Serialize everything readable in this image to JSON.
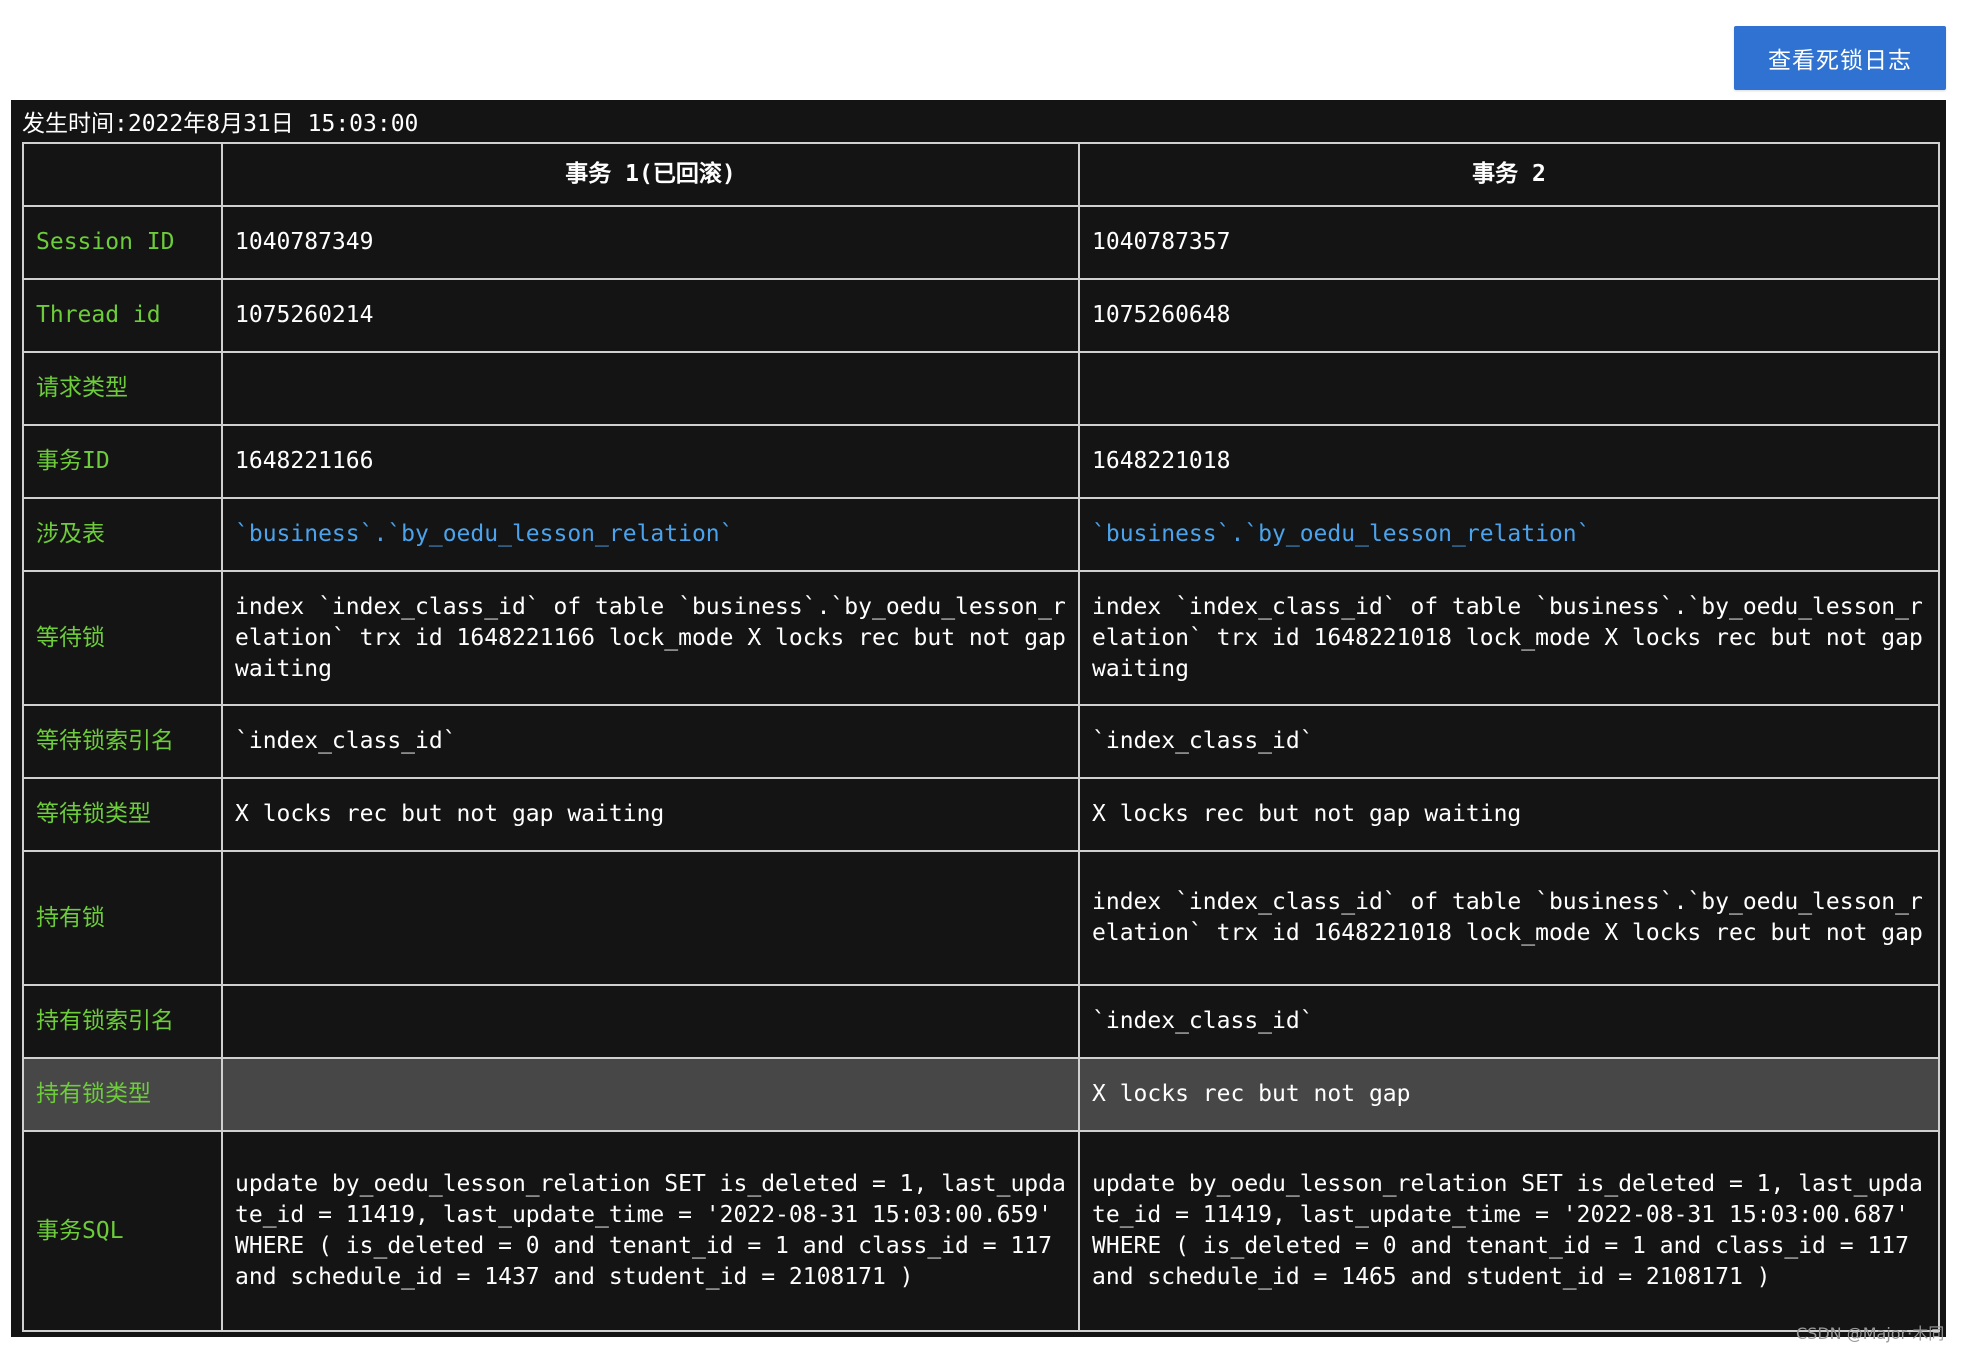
{
  "toolbar": {
    "view_log_label": "查看死锁日志"
  },
  "deadlock": {
    "occur_time": "发生时间:2022年8月31日 15:03:00",
    "headers": [
      "",
      "事务 1(已回滚)",
      "事务 2"
    ],
    "rows": [
      {
        "label": "Session ID",
        "t1": "1040787349",
        "t2": "1040787357"
      },
      {
        "label": "Thread id",
        "t1": "1075260214",
        "t2": "1075260648"
      },
      {
        "label": "请求类型",
        "t1": "",
        "t2": ""
      },
      {
        "label": "事务ID",
        "t1": "1648221166",
        "t2": "1648221018"
      },
      {
        "label": "涉及表",
        "t1": "`business`.`by_oedu_lesson_relation`",
        "t2": "`business`.`by_oedu_lesson_relation`"
      },
      {
        "label": "等待锁",
        "t1": "index `index_class_id` of table `business`.`by_oedu_lesson_relation` trx id 1648221166 lock_mode X locks rec but not gap waiting",
        "t2": "index `index_class_id` of table `business`.`by_oedu_lesson_relation` trx id 1648221018 lock_mode X locks rec but not gap waiting"
      },
      {
        "label": "等待锁索引名",
        "t1": "`index_class_id`",
        "t2": "`index_class_id`"
      },
      {
        "label": "等待锁类型",
        "t1": "X locks rec but not gap waiting",
        "t2": "X locks rec but not gap waiting"
      },
      {
        "label": "持有锁",
        "t1": "",
        "t2": "index `index_class_id` of table `business`.`by_oedu_lesson_relation` trx id 1648221018 lock_mode X locks rec but not gap"
      },
      {
        "label": "持有锁索引名",
        "t1": "",
        "t2": "`index_class_id`"
      },
      {
        "label": "持有锁类型",
        "t1": "",
        "t2": "X locks rec but not gap"
      },
      {
        "label": "事务SQL",
        "t1": "update by_oedu_lesson_relation SET is_deleted = 1, last_update_id = 11419, last_update_time = '2022-08-31 15:03:00.659' WHERE ( is_deleted = 0 and tenant_id = 1 and class_id = 117 and schedule_id = 1437 and student_id = 2108171 )",
        "t2": "update by_oedu_lesson_relation SET is_deleted = 1, last_update_id = 11419, last_update_time = '2022-08-31 15:03:00.687' WHERE ( is_deleted = 0 and tenant_id = 1 and class_id = 117 and schedule_id = 1465 and student_id = 2108171 )"
      }
    ]
  },
  "watermark": "CSDN @Major·木同",
  "colors": {
    "accent": "#2f72d1",
    "label": "#6ccc3a",
    "table_name": "#4aa3ec",
    "panel_bg": "#141414",
    "highlight_row": "#474747"
  }
}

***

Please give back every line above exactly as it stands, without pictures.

• RESPONSE BOX
Serialize everything readable in this image to JSON.
{
  "toolbar": {
    "view_log_label": "查看死锁日志"
  },
  "deadlock": {
    "occur_time": "发生时间:2022年8月31日 15:03:00",
    "headers": [
      "",
      "事务 1(已回滚)",
      "事务 2"
    ],
    "rows": [
      {
        "label": "Session ID",
        "t1": "1040787349",
        "t2": "1040787357"
      },
      {
        "label": "Thread id",
        "t1": "1075260214",
        "t2": "1075260648"
      },
      {
        "label": "请求类型",
        "t1": "",
        "t2": ""
      },
      {
        "label": "事务ID",
        "t1": "1648221166",
        "t2": "1648221018"
      },
      {
        "label": "涉及表",
        "t1": "`business`.`by_oedu_lesson_relation`",
        "t2": "`business`.`by_oedu_lesson_relation`"
      },
      {
        "label": "等待锁",
        "t1": "index `index_class_id` of table `business`.`by_oedu_lesson_relation` trx id 1648221166 lock_mode X locks rec but not gap waiting",
        "t2": "index `index_class_id` of table `business`.`by_oedu_lesson_relation` trx id 1648221018 lock_mode X locks rec but not gap waiting"
      },
      {
        "label": "等待锁索引名",
        "t1": "`index_class_id`",
        "t2": "`index_class_id`"
      },
      {
        "label": "等待锁类型",
        "t1": "X locks rec but not gap waiting",
        "t2": "X locks rec but not gap waiting"
      },
      {
        "label": "持有锁",
        "t1": "",
        "t2": "index `index_class_id` of table `business`.`by_oedu_lesson_relation` trx id 1648221018 lock_mode X locks rec but not gap"
      },
      {
        "label": "持有锁索引名",
        "t1": "",
        "t2": "`index_class_id`"
      },
      {
        "label": "持有锁类型",
        "t1": "",
        "t2": "X locks rec but not gap"
      },
      {
        "label": "事务SQL",
        "t1": "update by_oedu_lesson_relation SET is_deleted = 1, last_update_id = 11419, last_update_time = '2022-08-31 15:03:00.659' WHERE ( is_deleted = 0 and tenant_id = 1 and class_id = 117 and schedule_id = 1437 and student_id = 2108171 )",
        "t2": "update by_oedu_lesson_relation SET is_deleted = 1, last_update_id = 11419, last_update_time = '2022-08-31 15:03:00.687' WHERE ( is_deleted = 0 and tenant_id = 1 and class_id = 117 and schedule_id = 1465 and student_id = 2108171 )"
      }
    ]
  },
  "watermark": "CSDN @Major·木同",
  "colors": {
    "accent": "#2f72d1",
    "label": "#6ccc3a",
    "table_name": "#4aa3ec",
    "panel_bg": "#141414",
    "highlight_row": "#474747"
  }
}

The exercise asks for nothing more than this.